(Data records)

*****

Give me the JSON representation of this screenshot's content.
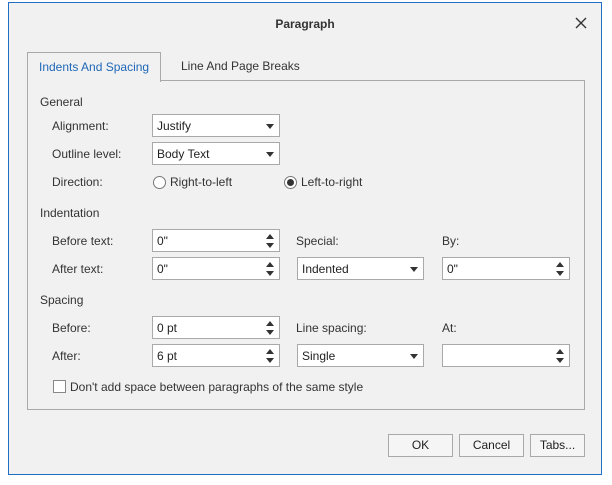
{
  "dialog": {
    "title": "Paragraph"
  },
  "tabs": [
    {
      "label": "Indents And Spacing",
      "active": true
    },
    {
      "label": "Line And Page Breaks",
      "active": false
    }
  ],
  "general": {
    "heading": "General",
    "alignment": {
      "label": "Alignment:",
      "value": "Justify"
    },
    "outline_level": {
      "label": "Outline level:",
      "value": "Body Text"
    },
    "direction": {
      "label": "Direction:",
      "options": [
        {
          "label": "Right-to-left",
          "selected": false
        },
        {
          "label": "Left-to-right",
          "selected": true
        }
      ]
    }
  },
  "indentation": {
    "heading": "Indentation",
    "before_text": {
      "label": "Before text:",
      "value": "0\""
    },
    "after_text": {
      "label": "After text:",
      "value": "0\""
    },
    "special": {
      "label": "Special:",
      "value": "Indented"
    },
    "by": {
      "label": "By:",
      "value": "0\""
    }
  },
  "spacing": {
    "heading": "Spacing",
    "before": {
      "label": "Before:",
      "value": "0 pt"
    },
    "after": {
      "label": "After:",
      "value": "6 pt"
    },
    "line_spacing": {
      "label": "Line spacing:",
      "value": "Single"
    },
    "at": {
      "label": "At:",
      "value": ""
    },
    "dont_add_space": {
      "label": "Don't add space between paragraphs of the same style",
      "checked": false
    }
  },
  "buttons": {
    "ok": "OK",
    "cancel": "Cancel",
    "tabs": "Tabs..."
  },
  "colors": {
    "accent": "#1e67b7",
    "border": "#a9a9a9",
    "background": "#f1f1f1"
  }
}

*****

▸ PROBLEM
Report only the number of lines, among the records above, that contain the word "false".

▸ FINAL ANSWER
3